Requires a detailed history and physical examination and diagnostic tests
- skin prick test (SPT)
-serum-specific IgE testing to foods
-oral food challenges
* Referral to an allergist is IMPORTANT to confirm the diagnosis of a suspected food allergy. *Patients SHOULD avoid the food in question until assessment, and an epinephrine auto-injector should be prescribed, even if the diagnosis is uncertain.
It is IMPORTANT to inquire about all suspected foods and to discuss the manner of preparation. Time of onset of symptoms in relation to food exposure, symptom duration and severity, as well as reproducibility of symptom in the case of recurrent exposure SHOULD be determined. It is also IMPORTANT to ask about factors that can potentiate the allergic reaction such as exercise or alcohol.

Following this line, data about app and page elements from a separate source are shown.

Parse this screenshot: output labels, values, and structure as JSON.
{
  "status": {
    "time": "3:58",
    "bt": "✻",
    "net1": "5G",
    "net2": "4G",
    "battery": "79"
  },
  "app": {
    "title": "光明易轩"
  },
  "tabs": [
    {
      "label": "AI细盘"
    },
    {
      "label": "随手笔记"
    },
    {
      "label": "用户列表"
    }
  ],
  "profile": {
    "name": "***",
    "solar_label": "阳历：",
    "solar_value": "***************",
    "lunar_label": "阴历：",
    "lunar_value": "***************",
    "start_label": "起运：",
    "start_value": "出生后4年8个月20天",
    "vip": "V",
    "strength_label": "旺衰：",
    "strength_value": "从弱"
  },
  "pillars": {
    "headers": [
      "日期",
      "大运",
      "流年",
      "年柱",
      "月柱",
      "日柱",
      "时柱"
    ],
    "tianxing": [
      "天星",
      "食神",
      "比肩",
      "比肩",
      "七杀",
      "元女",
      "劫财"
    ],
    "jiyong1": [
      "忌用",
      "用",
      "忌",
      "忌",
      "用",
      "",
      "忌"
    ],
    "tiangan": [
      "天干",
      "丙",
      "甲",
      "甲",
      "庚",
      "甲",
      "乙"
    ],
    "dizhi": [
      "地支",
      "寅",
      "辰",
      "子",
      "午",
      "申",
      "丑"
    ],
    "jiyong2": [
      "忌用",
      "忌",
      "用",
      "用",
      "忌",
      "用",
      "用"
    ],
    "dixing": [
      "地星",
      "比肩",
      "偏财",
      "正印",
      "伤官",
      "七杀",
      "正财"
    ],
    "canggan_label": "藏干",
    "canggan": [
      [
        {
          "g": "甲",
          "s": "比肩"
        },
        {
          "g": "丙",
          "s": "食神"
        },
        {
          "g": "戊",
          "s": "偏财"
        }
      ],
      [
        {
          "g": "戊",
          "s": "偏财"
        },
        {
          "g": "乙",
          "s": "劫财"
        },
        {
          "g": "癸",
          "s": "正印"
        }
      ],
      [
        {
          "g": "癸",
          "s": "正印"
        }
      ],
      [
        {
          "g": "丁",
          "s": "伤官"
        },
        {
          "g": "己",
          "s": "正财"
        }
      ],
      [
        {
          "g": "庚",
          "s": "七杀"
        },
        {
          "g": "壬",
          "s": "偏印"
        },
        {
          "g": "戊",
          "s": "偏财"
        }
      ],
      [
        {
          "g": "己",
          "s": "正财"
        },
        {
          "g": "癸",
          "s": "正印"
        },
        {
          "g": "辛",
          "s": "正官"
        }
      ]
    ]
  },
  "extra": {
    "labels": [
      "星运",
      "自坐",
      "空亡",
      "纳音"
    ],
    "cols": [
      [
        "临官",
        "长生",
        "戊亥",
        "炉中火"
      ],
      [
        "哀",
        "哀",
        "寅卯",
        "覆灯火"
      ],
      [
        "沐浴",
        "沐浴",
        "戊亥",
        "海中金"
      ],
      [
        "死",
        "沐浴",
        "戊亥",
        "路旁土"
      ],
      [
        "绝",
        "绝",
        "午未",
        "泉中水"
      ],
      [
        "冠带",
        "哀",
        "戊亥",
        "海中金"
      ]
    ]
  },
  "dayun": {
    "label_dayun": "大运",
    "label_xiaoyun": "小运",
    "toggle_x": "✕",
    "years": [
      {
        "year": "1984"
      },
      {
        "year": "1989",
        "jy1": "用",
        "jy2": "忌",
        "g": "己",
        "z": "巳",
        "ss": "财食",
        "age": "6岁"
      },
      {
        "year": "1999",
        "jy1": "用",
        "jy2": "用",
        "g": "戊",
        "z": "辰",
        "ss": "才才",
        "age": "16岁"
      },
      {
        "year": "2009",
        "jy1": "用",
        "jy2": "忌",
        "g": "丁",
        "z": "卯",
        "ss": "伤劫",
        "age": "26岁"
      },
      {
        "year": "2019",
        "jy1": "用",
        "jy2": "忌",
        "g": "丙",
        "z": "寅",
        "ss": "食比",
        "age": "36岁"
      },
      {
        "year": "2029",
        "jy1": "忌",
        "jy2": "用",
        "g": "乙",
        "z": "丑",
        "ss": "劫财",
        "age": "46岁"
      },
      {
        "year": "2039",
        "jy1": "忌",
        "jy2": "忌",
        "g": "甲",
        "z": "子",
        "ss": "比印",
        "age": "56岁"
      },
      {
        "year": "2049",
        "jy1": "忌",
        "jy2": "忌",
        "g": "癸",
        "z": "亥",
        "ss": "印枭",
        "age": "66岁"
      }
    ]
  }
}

-to look for supporting evidence of atopy and other allergic diseases (e.g., atopic dermatitis, asthma, and allergic rhinitis).
-to rule out the presence of other conditions that may mimic food allergy.

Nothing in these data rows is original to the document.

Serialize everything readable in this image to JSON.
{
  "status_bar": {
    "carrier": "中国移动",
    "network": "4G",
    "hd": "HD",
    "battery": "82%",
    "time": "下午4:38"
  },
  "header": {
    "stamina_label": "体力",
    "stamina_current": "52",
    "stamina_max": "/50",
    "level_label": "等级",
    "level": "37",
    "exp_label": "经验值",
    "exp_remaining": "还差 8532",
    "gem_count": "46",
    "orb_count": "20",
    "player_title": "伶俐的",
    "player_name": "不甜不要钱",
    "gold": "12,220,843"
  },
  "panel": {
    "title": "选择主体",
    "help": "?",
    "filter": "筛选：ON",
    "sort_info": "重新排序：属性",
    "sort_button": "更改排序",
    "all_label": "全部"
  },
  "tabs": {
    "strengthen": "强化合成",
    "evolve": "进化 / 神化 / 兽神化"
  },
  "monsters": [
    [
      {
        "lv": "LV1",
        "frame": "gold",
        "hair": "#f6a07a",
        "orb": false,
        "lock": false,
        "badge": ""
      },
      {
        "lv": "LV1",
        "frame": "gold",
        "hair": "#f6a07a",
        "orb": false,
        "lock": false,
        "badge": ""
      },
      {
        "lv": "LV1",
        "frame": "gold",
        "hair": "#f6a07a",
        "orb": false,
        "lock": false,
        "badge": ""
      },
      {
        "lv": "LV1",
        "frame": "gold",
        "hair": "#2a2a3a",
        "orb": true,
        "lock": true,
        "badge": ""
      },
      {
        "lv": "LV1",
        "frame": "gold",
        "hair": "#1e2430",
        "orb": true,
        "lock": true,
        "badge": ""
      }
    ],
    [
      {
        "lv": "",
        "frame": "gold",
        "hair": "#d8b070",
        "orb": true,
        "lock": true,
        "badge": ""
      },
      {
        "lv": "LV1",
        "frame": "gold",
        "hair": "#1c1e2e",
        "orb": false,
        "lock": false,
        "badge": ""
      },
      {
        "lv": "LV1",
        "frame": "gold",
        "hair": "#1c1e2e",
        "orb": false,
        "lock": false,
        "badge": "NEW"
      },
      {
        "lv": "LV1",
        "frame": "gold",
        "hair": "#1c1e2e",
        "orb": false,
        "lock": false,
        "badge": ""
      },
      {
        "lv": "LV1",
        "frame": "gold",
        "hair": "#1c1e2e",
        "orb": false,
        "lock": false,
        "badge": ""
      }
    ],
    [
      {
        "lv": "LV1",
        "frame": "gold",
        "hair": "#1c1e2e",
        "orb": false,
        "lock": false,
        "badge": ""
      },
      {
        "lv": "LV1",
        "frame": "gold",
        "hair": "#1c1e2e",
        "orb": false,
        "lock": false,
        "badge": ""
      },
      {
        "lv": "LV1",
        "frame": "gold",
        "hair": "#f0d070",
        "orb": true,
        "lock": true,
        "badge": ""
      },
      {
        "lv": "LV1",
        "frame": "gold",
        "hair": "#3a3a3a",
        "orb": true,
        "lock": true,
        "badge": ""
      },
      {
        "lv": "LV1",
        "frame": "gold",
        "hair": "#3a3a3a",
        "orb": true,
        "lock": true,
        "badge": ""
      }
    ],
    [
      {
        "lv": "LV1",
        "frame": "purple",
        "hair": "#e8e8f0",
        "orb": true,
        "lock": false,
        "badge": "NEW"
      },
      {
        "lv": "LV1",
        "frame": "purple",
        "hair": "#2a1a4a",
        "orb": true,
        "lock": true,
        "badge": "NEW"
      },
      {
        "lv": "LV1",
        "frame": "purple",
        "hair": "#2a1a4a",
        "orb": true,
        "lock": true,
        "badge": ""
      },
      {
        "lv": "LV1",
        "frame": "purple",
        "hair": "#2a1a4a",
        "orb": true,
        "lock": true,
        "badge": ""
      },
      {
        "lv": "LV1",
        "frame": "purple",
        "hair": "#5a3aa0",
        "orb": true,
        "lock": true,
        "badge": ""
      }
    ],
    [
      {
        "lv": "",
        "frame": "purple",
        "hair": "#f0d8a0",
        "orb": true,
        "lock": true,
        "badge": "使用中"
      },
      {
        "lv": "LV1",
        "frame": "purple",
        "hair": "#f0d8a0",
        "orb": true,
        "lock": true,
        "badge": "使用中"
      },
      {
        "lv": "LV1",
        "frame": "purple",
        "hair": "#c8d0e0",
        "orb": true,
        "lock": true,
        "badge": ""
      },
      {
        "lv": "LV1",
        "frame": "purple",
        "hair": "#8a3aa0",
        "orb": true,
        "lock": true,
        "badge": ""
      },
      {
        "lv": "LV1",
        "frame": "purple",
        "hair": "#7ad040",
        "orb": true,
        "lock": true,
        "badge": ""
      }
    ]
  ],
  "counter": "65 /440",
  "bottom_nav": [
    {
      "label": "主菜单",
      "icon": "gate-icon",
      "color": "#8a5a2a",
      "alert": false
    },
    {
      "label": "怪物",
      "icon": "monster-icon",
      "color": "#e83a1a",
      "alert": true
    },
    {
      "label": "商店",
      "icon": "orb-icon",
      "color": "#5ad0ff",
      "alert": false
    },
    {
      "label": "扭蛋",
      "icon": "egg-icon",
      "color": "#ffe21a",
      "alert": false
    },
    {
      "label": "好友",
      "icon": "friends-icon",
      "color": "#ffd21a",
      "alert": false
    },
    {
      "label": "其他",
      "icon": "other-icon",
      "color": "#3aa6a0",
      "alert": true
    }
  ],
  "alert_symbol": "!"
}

*It is also useful for assessing overall nutritional status and growth in children.
* Should be performed by an allergist
Skin Prick Test (SPT)

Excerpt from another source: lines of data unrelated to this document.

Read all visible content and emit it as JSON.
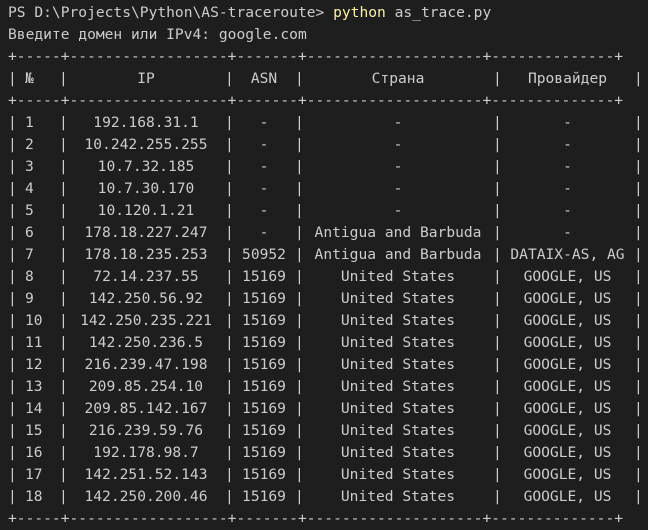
{
  "prompt": "PS D:\\Projects\\Python\\AS-traceroute> ",
  "command": {
    "program": "python",
    "args": " as_trace.py"
  },
  "input_prompt": "Введите домен или IPv4: ",
  "input_value": "google.com",
  "table": {
    "border_line": "+-----+------------------+-------+--------------------+--------------+",
    "headers": [
      "№",
      "IP",
      "ASN",
      "Страна",
      "Провайдер"
    ],
    "rows": [
      [
        "1",
        "192.168.31.1",
        "-",
        "-",
        "-"
      ],
      [
        "2",
        "10.242.255.255",
        "-",
        "-",
        "-"
      ],
      [
        "3",
        "10.7.32.185",
        "-",
        "-",
        "-"
      ],
      [
        "4",
        "10.7.30.170",
        "-",
        "-",
        "-"
      ],
      [
        "5",
        "10.120.1.21",
        "-",
        "-",
        "-"
      ],
      [
        "6",
        "178.18.227.247",
        "-",
        "Antigua and Barbuda",
        "-"
      ],
      [
        "7",
        "178.18.235.253",
        "50952",
        "Antigua and Barbuda",
        "DATAIX-AS, AG"
      ],
      [
        "8",
        "72.14.237.55",
        "15169",
        "United States",
        "GOOGLE, US"
      ],
      [
        "9",
        "142.250.56.92",
        "15169",
        "United States",
        "GOOGLE, US"
      ],
      [
        "10",
        "142.250.235.221",
        "15169",
        "United States",
        "GOOGLE, US"
      ],
      [
        "11",
        "142.250.236.5",
        "15169",
        "United States",
        "GOOGLE, US"
      ],
      [
        "12",
        "216.239.47.198",
        "15169",
        "United States",
        "GOOGLE, US"
      ],
      [
        "13",
        "209.85.254.10",
        "15169",
        "United States",
        "GOOGLE, US"
      ],
      [
        "14",
        "209.85.142.167",
        "15169",
        "United States",
        "GOOGLE, US"
      ],
      [
        "15",
        "216.239.59.76",
        "15169",
        "United States",
        "GOOGLE, US"
      ],
      [
        "16",
        "192.178.98.7",
        "15169",
        "United States",
        "GOOGLE, US"
      ],
      [
        "17",
        "142.251.52.143",
        "15169",
        "United States",
        "GOOGLE, US"
      ],
      [
        "18",
        "142.250.200.46",
        "15169",
        "United States",
        "GOOGLE, US"
      ]
    ]
  },
  "colors": {
    "background": "#1e1e1e",
    "text": "#cccccc",
    "command_highlight": "#f9f1a5"
  }
}
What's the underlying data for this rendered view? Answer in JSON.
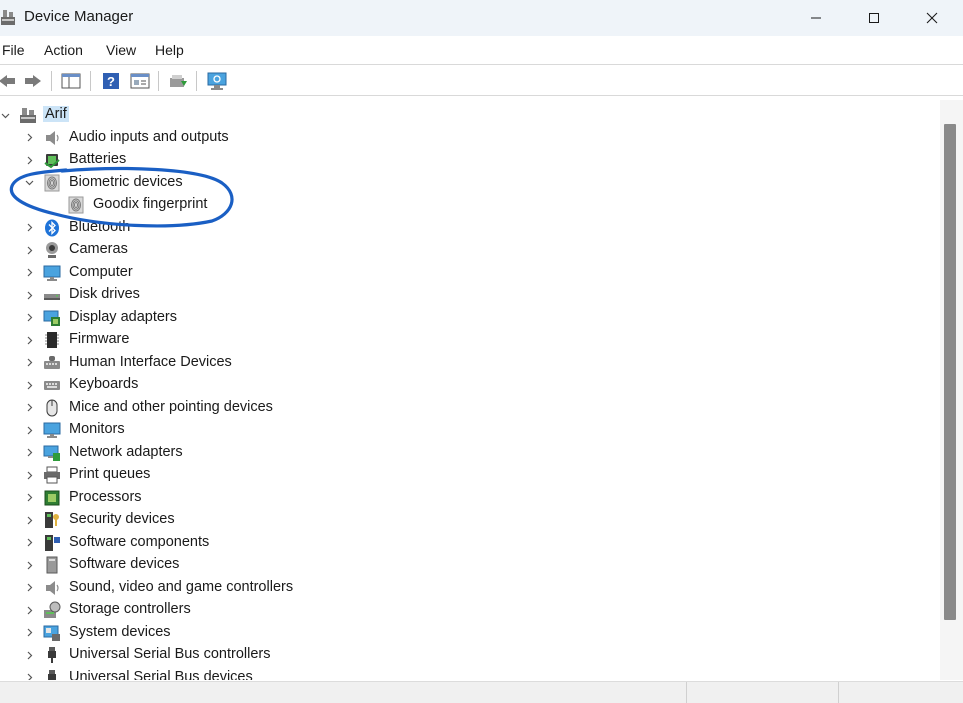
{
  "window": {
    "title": "Device Manager",
    "icon": "device-manager-icon",
    "controls": {
      "minimize": "—",
      "maximize": "☐",
      "close": "✕"
    }
  },
  "menu": [
    "File",
    "Action",
    "View",
    "Help"
  ],
  "toolbar": {
    "buttons": [
      "back-icon",
      "forward-icon",
      "show-hide-console-tree-icon",
      "help-icon",
      "properties-icon",
      "update-driver-icon",
      "scan-hardware-icon"
    ]
  },
  "tree": {
    "root": {
      "label": "Arif",
      "icon": "computer-icon",
      "expanded": true,
      "selected": true
    },
    "categories": [
      {
        "label": "Audio inputs and outputs",
        "icon": "speaker-icon",
        "expanded": false
      },
      {
        "label": "Batteries",
        "icon": "battery-icon",
        "expanded": false
      },
      {
        "label": "Biometric devices",
        "icon": "fingerprint-icon",
        "expanded": true,
        "children": [
          {
            "label": "Goodix fingerprint",
            "icon": "fingerprint-icon"
          }
        ]
      },
      {
        "label": "Bluetooth",
        "icon": "bluetooth-icon",
        "expanded": false
      },
      {
        "label": "Cameras",
        "icon": "camera-icon",
        "expanded": false
      },
      {
        "label": "Computer",
        "icon": "monitor-icon",
        "expanded": false
      },
      {
        "label": "Disk drives",
        "icon": "disk-drive-icon",
        "expanded": false
      },
      {
        "label": "Display adapters",
        "icon": "display-adapter-icon",
        "expanded": false
      },
      {
        "label": "Firmware",
        "icon": "firmware-chip-icon",
        "expanded": false
      },
      {
        "label": "Human Interface Devices",
        "icon": "hid-icon",
        "expanded": false
      },
      {
        "label": "Keyboards",
        "icon": "keyboard-icon",
        "expanded": false
      },
      {
        "label": "Mice and other pointing devices",
        "icon": "mouse-icon",
        "expanded": false
      },
      {
        "label": "Monitors",
        "icon": "monitor-icon",
        "expanded": false
      },
      {
        "label": "Network adapters",
        "icon": "network-adapter-icon",
        "expanded": false
      },
      {
        "label": "Print queues",
        "icon": "printer-icon",
        "expanded": false
      },
      {
        "label": "Processors",
        "icon": "processor-icon",
        "expanded": false
      },
      {
        "label": "Security devices",
        "icon": "security-device-icon",
        "expanded": false
      },
      {
        "label": "Software components",
        "icon": "software-component-icon",
        "expanded": false
      },
      {
        "label": "Software devices",
        "icon": "software-device-icon",
        "expanded": false
      },
      {
        "label": "Sound, video and game controllers",
        "icon": "speaker-icon",
        "expanded": false
      },
      {
        "label": "Storage controllers",
        "icon": "storage-controller-icon",
        "expanded": false
      },
      {
        "label": "System devices",
        "icon": "system-device-icon",
        "expanded": false
      },
      {
        "label": "Universal Serial Bus controllers",
        "icon": "usb-icon",
        "expanded": false
      },
      {
        "label": "Universal Serial Bus devices",
        "icon": "usb-icon",
        "expanded": false
      }
    ]
  },
  "annotation": {
    "color": "#1a5fc4",
    "note": "hand-drawn blue circle around Biometric devices"
  }
}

- a rapid, safe and sensitive method for diagnosing suspected IgE mediated food allergy.
*A positive SPT appears as a wheal and flare reaction when the responsible food is applied to the skin and pricked. It has a sensitivity of approximately 90%; however, its specificity is only around 50%. Therefore, a positive SPT alone is not sufficient for diagnosing food allergy; the patient must also have a supportive history.
* To minimize false positive results, over-testing with SPTs SHOULD be avoided. SPT should only be done for those foods that are relevant to the patient’s history. The negative predictive value of a SPT is greater than 95% and, therefore, a negative SPT generally confirms the absence of IgE mediated...
Please join StudyMode to read the full document